(Web page and app entries)

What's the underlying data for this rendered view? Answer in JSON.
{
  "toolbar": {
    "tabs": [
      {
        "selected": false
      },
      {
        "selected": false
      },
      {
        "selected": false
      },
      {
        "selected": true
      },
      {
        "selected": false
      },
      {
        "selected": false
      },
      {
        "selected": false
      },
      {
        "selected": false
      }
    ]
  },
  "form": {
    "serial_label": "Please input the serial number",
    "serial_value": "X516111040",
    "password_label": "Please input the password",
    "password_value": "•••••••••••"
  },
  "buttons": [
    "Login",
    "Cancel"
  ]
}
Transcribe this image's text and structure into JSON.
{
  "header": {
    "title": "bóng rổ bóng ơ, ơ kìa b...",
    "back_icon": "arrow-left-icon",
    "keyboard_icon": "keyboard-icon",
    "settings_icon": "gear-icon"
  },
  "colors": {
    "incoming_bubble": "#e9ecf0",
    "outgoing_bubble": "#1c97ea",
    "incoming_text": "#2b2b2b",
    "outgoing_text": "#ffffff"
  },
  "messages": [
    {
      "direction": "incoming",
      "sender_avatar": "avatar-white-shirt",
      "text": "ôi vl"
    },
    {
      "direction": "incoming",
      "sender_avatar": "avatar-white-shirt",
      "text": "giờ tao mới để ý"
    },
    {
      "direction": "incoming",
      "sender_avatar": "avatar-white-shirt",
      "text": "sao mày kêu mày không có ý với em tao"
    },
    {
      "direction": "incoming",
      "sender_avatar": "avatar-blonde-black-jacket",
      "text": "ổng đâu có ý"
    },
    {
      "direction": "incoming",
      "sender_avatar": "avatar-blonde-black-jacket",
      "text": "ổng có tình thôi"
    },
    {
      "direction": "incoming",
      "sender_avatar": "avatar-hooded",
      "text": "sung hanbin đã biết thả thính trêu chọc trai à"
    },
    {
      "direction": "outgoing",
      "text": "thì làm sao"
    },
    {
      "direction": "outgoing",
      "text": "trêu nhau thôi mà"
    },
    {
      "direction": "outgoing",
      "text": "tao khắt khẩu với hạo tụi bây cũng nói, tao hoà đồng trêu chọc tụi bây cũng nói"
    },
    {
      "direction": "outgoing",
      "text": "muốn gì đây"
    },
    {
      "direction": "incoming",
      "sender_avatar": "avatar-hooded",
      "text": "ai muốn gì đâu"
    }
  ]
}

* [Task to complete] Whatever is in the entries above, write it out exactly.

* [Exercise response]
What's the underlying data for this rendered view? Answer in JSON.
{
  "toolbar": {
    "tabs": [
      {
        "selected": false
      },
      {
        "selected": false
      },
      {
        "selected": false
      },
      {
        "selected": true
      },
      {
        "selected": false
      },
      {
        "selected": false
      },
      {
        "selected": false
      },
      {
        "selected": false
      }
    ]
  },
  "form": {
    "serial_label": "Please input the serial number",
    "serial_value": "X516111040",
    "password_label": "Please input the password",
    "password_value": "•••••••••••"
  },
  "buttons": [
    "Login",
    "Cancel"
  ]
}
Transcribe this image's text and structure into JSON.
{
  "header": {
    "title": "bóng rổ bóng ơ, ơ kìa b...",
    "back_icon": "arrow-left-icon",
    "keyboard_icon": "keyboard-icon",
    "settings_icon": "gear-icon"
  },
  "colors": {
    "incoming_bubble": "#e9ecf0",
    "outgoing_bubble": "#1c97ea",
    "incoming_text": "#2b2b2b",
    "outgoing_text": "#ffffff"
  },
  "messages": [
    {
      "direction": "incoming",
      "sender_avatar": "avatar-white-shirt",
      "text": "ôi vl"
    },
    {
      "direction": "incoming",
      "sender_avatar": "avatar-white-shirt",
      "text": "giờ tao mới để ý"
    },
    {
      "direction": "incoming",
      "sender_avatar": "avatar-white-shirt",
      "text": "sao mày kêu mày không có ý với em tao"
    },
    {
      "direction": "incoming",
      "sender_avatar": "avatar-blonde-black-jacket",
      "text": "ổng đâu có ý"
    },
    {
      "direction": "incoming",
      "sender_avatar": "avatar-blonde-black-jacket",
      "text": "ổng có tình thôi"
    },
    {
      "direction": "incoming",
      "sender_avatar": "avatar-hooded",
      "text": "sung hanbin đã biết thả thính trêu chọc trai à"
    },
    {
      "direction": "outgoing",
      "text": "thì làm sao"
    },
    {
      "direction": "outgoing",
      "text": "trêu nhau thôi mà"
    },
    {
      "direction": "outgoing",
      "text": "tao khắt khẩu với hạo tụi bây cũng nói, tao hoà đồng trêu chọc tụi bây cũng nói"
    },
    {
      "direction": "outgoing",
      "text": "muốn gì đây"
    },
    {
      "direction": "incoming",
      "sender_avatar": "avatar-hooded",
      "text": "ai muốn gì đâu"
    }
  ]
}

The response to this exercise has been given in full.